etear

I am unhappy with the website. I was so happy to contribute as a listener to over 50 users over the course of three days. I was told that I was breaking site policy (true) for sharing my Skype username with a few of the more needy users; however, it's preposterous to bar the ability of a user that likes a particular listener so much that they'd like to be able to speak to them more often. There's absolutely no way for me to help beyond their glitchy website. There's a lot left to be wanted, like a notes section as you're speaking to a user, a slightly more intensive selection scheme, and letting me help people in the best way possible. Their mission statement stops where it stops making them money. I'm not even surprised anymore. I have half a mind of creating my own non-profit spin on the same concept.

randomNameName
randomNameName

Terrible website. I asked a valid question and the person left, without answering.


0/10.


Edit: To clarify, I asked: "How an individual can listen if there is no audible sound?", since that is clearly the main feature of '7 Cups of Tea'

seligerj
seligerj

*Getting people to volunteer can be one of the most difficult challenges a community builder can face*

The word "volunteer" appears in the first two paragraphs but not elsewhere, but I don't think it's the right word: most people in Internet communities don't think of themselves as "volunteers" per se.

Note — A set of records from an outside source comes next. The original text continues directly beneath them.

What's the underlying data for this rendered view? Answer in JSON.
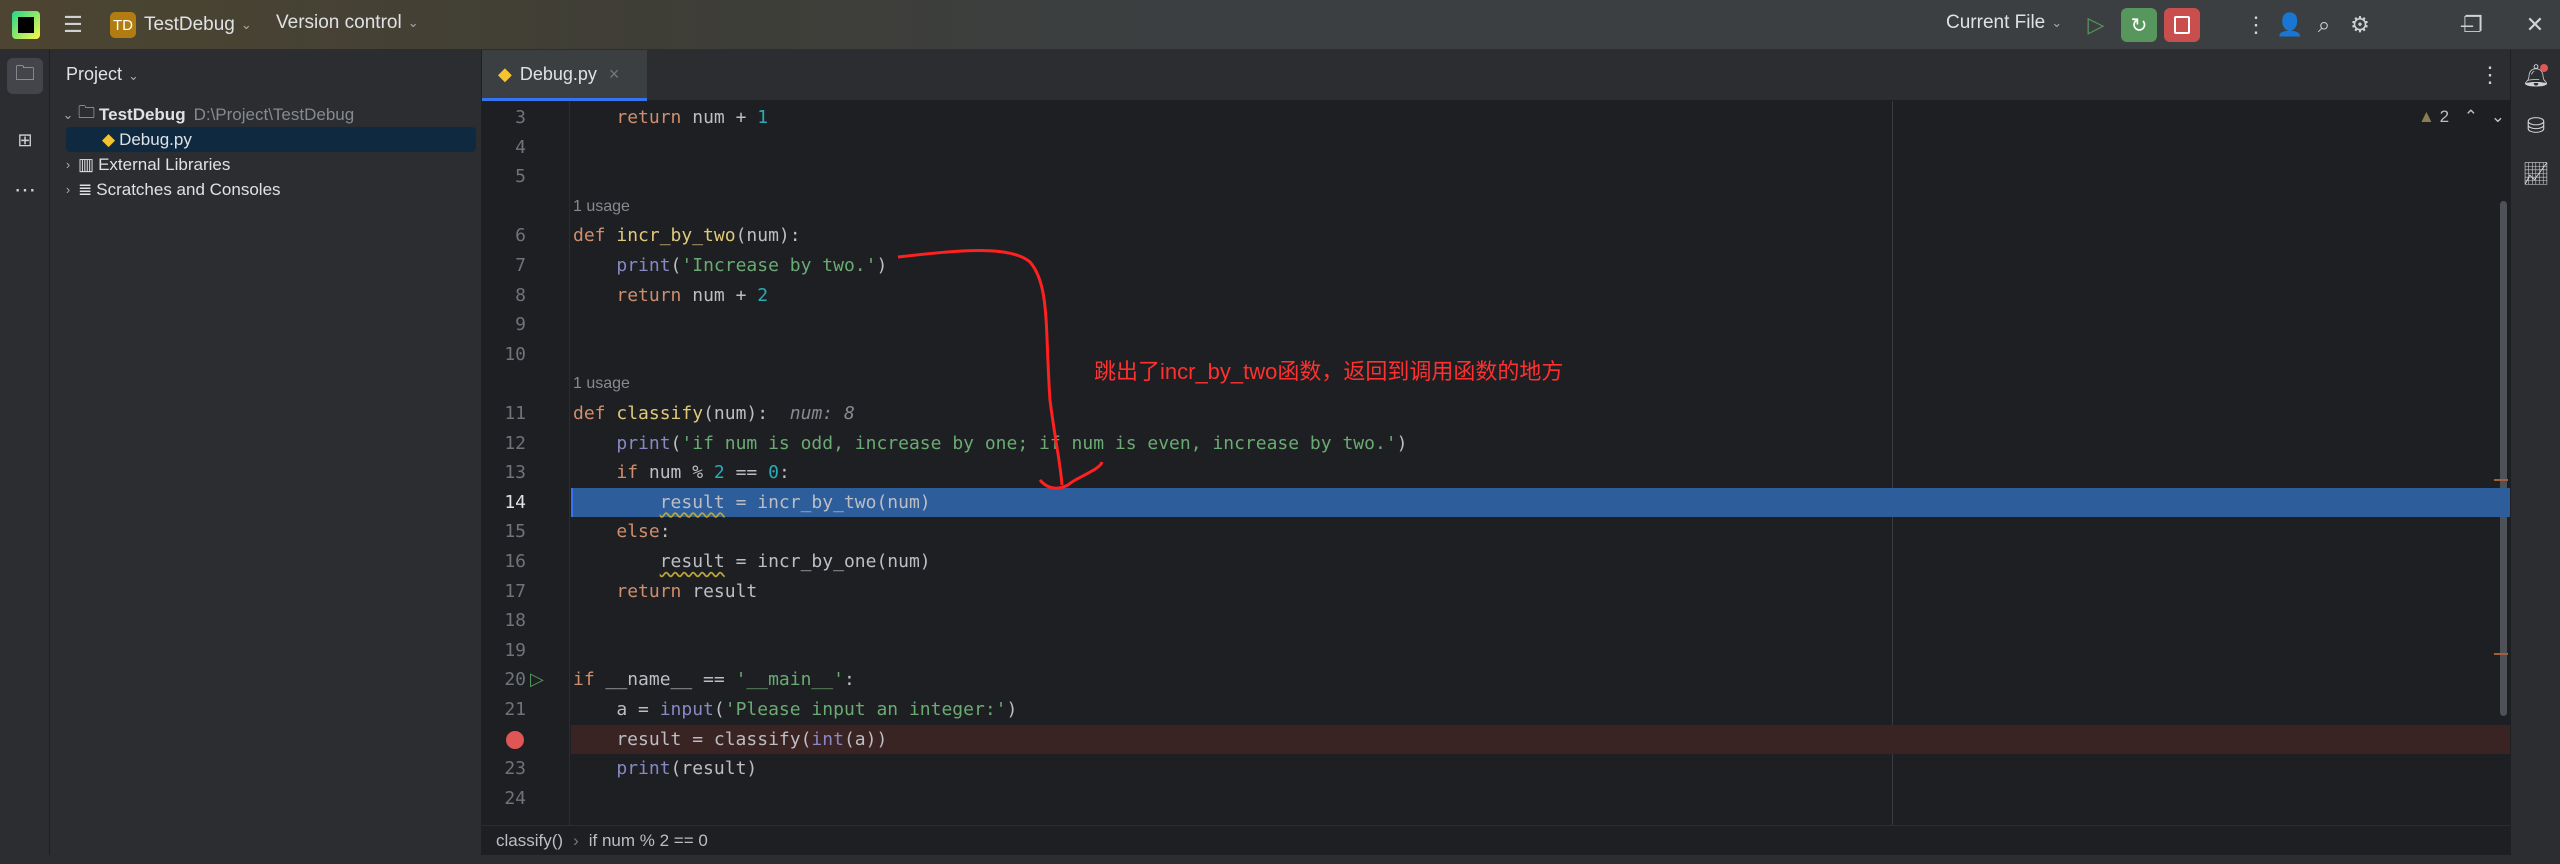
{
  "titlebar": {
    "project_initials": "TD",
    "project_name": "TestDebug",
    "vcs": "Version control",
    "run_config": "Current File"
  },
  "project_panel": {
    "title": "Project",
    "root": {
      "name": "TestDebug",
      "path": "D:\\Project\\TestDebug"
    },
    "file": "Debug.py",
    "items": [
      "External Libraries",
      "Scratches and Consoles"
    ]
  },
  "tab": {
    "label": "Debug.py",
    "close": "×"
  },
  "inspections": {
    "warnings": "2"
  },
  "usage_label": "1 usage",
  "inline_hint": "num: 8",
  "line_numbers": [
    "3",
    "4",
    "5",
    "6",
    "7",
    "8",
    "9",
    "10",
    "11",
    "12",
    "13",
    "14",
    "15",
    "16",
    "17",
    "18",
    "19",
    "20",
    "21",
    "23",
    "24"
  ],
  "annotation": "跳出了incr_by_two函数，返回到调用函数的地方",
  "breadcrumb": {
    "func": "classify()",
    "stmt": "if num % 2 == 0"
  },
  "colors": {
    "highlight": "#2d5d9b",
    "breakpoint": "#e05555",
    "annotation": "#ff3030"
  }
}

In the context of nonprofit and public agencies, which is orthogonal to the main article but still important, many don't actually want volunteers—they want money: http://blog.seliger.com/2014/04/20/volunteers-nonprofits-really-want-their-money-not-their-bodies/ .